There's more than one true meaning
The true meaning of Jack and Jill is slightly complicated in that there are several suggestions as to the real meaning of the nursery rhyme.
The original rhyme comprised four lines
Jack and Jill went up the hill
To fetch a pail of water.
Jack fell down and broke his crown,
And Jill came tumbling after.
Another verse was added.
Up Jack got, and home did trot,
As fast as he could caper,
To old Dame Dob, who patched his nob
With vinegar and brown paper.
That verse was changed for reasons that you might guess;
Up Jack got and down he trot
As fast as he could caper;
And went to bed and covered his head
In vinegar and brown paper.
Another two verses were added but rarely used.
When Jill came in how she did grin
To see Jack's paper plaster;
Mother vexed, did whip her next,
For causing Jack's disaster.
Now Jack did laugh and Jill did cry
But her tears did soon abate;
Then Jill did say that they should play
At see-saw across the gate.
Lyrics to Jack in Jill
Jack and Jill
Jack & Jill and the French Revolution 1793
The most popular and probably most accurate explanation of the suggested meanings is that Jack was indeed Louis XVI, (16th) King of France and Jill was his wife, Queen Marie Antoinette, she was famous for saying about the peasants “If they won't eat bread, let them eat cake”. Fresh bread was only available to the rich and the poor left to eat stale bread, upon news of their protest, the Queen announced that famous quot.

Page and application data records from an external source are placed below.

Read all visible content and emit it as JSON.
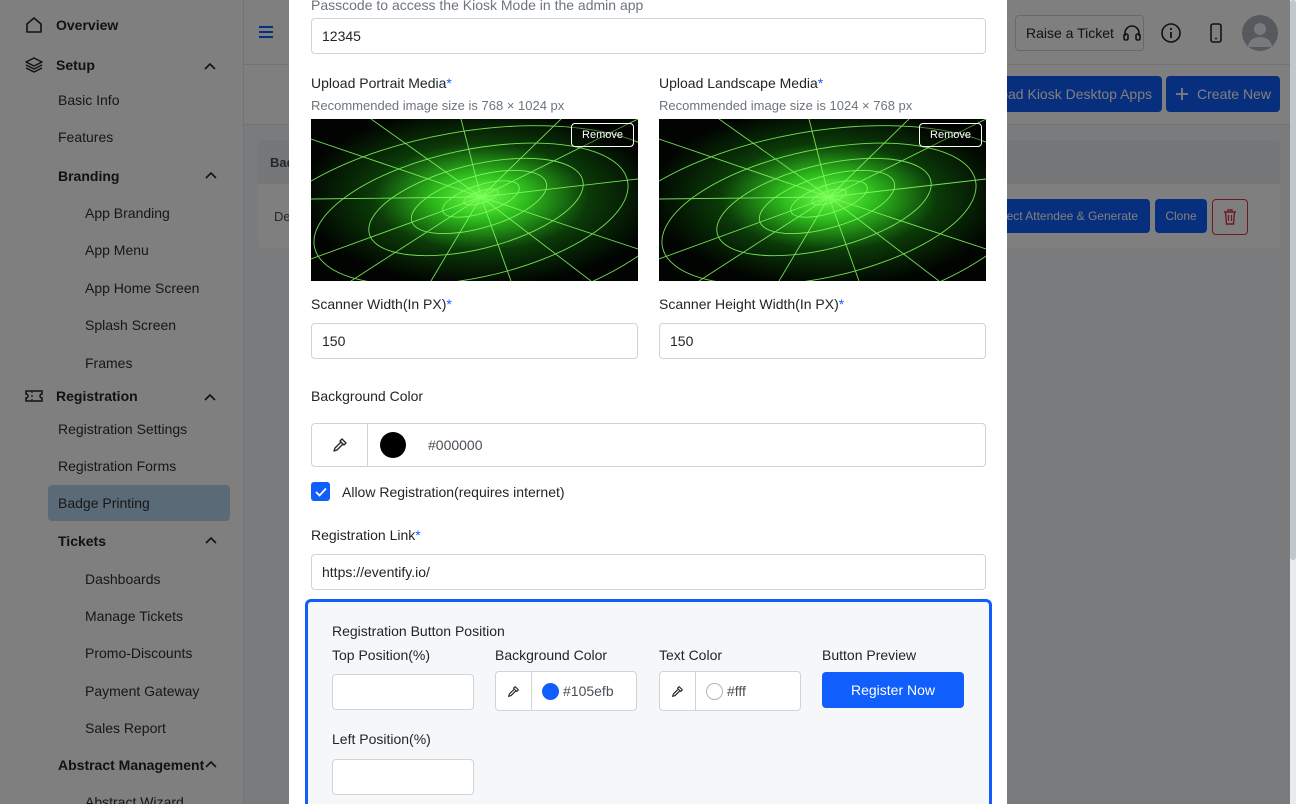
{
  "sidebar": {
    "overview": "Overview",
    "setup": "Setup",
    "basic_info": "Basic Info",
    "features": "Features",
    "branding": "Branding",
    "app_branding": "App Branding",
    "app_menu": "App Menu",
    "app_home_screen": "App Home Screen",
    "splash_screen": "Splash Screen",
    "frames": "Frames",
    "registration": "Registration",
    "registration_settings": "Registration Settings",
    "registration_forms": "Registration Forms",
    "badge_printing": "Badge Printing",
    "tickets": "Tickets",
    "dashboards": "Dashboards",
    "manage_tickets": "Manage Tickets",
    "promo_discounts": "Promo-Discounts",
    "payment_gateway": "Payment Gateway",
    "sales_report": "Sales Report",
    "abstract_management": "Abstract Management",
    "abstract_wizard": "Abstract Wizard"
  },
  "topbar": {
    "raise_ticket": "Raise a Ticket"
  },
  "page": {
    "download_label": "oad Kiosk Desktop Apps",
    "create_new": "Create New",
    "table_header": "Bad",
    "row_text": "De",
    "select_generate": "elect Attendee & Generate",
    "clone": "Clone"
  },
  "modal": {
    "passcode_hint": "Passcode to access the Kiosk Mode in the admin app",
    "passcode_value": "12345",
    "portrait_label": "Upload Portrait Media",
    "portrait_hint": "Recommended image size is 768 × 1024 px",
    "landscape_label": "Upload Landscape Media",
    "landscape_hint": "Recommended image size is 1024 × 768 px",
    "remove": "Remove",
    "scanner_width_label": "Scanner Width(In PX)",
    "scanner_width_value": "150",
    "scanner_height_label": "Scanner Height Width(In PX)",
    "scanner_height_value": "150",
    "background_color_label": "Background Color",
    "background_color_value": "#000000",
    "allow_registration": "Allow Registration(requires internet)",
    "registration_link_label": "Registration Link",
    "registration_link_value": "https://eventify.io/",
    "required_mark": "*",
    "button_position": {
      "title": "Registration Button Position",
      "top_label": "Top Position(%)",
      "top_value": "",
      "left_label": "Left Position(%)",
      "left_value": "",
      "bg_label": "Background Color",
      "bg_value": "#105efb",
      "text_label": "Text Color",
      "text_value": "#fff",
      "preview_label": "Button Preview",
      "preview_button": "Register Now"
    }
  },
  "colors": {
    "primary": "#105efb",
    "active_nav": "#b6d4ee",
    "danger": "#dc3545"
  }
}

The beginning of the end!
The nursery rhyme relates to the execution of the king and queen of France.Jack and Jill went up the hill and the steps to the guillotine represented the hill, Jack (King Louis) was the first to be beheaded, and lost his crown then Jill (Marie Antoinette's head) came tumbling after.
King Charles and his tax

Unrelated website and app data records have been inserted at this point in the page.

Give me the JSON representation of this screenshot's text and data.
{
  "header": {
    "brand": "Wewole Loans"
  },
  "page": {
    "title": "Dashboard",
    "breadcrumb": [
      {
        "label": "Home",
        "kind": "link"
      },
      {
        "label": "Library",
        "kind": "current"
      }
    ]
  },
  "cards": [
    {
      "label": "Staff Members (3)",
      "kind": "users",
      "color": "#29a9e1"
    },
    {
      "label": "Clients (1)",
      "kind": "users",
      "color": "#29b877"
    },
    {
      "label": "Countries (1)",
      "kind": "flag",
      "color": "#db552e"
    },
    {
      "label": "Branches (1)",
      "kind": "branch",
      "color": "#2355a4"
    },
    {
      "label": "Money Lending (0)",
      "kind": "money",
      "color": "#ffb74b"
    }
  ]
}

Quite a few nursery rhymes tend to relate to a King or Queen in one form or another, in Jack and Jill, one King Charles I attempted to increase taxes on liquid measures to boost his wealth but Parliament voted against it. Bear in mind that at the time Parliament and the King did not work well together- Oliver Cromwell and all that!
Charles wasn't to be undermined by parliament, he felt himself far too powerful to bow down to mere ministers so he ordered a ruling that the volume of a 'Jack', ( ½ pint) was to be reduced but the tax remained the same. Half a pint of beer would be reduced in volume but the cost of the beer remained the same. This way the King gained more tax because more beer would be sold.
Parliament might have voted against the original tax increase but as far as King Charles was concerned he decided that they didn't say anything about reducing the measure of a Jack.
Thus 'Jack fell down and broke his crown' but not too long after 'Jill came tumbling after'. Even today the volume mark on a beer glass shows a crown.
A 'Gill' is ¼ pint, so when the Jack fell down, the Gill had to follow by virtue that it was half of a Jack.
It was also known that ale was very frequently watered down and the inn keeper would go and "fetch a pail of water" to do this deed.
The ordinary Jack and Jill
We often hear people using the phrase 'Jack and Jill' as a term for 'anybody'. An exclusive club or society for instance, might not desire 'any old Jack & Jill' as part of its membership.
This phrase is not new by any means, in fact William Shakespeare is recorded to having made reference in A Midsummer Night's Dream. Jack shall have Jill; Nought shall go ill (end of act three).
Shakespeare even mentions the couple in Love's Labour's Lost "Our wooing doth not end like an old play; Jack hath not Jill".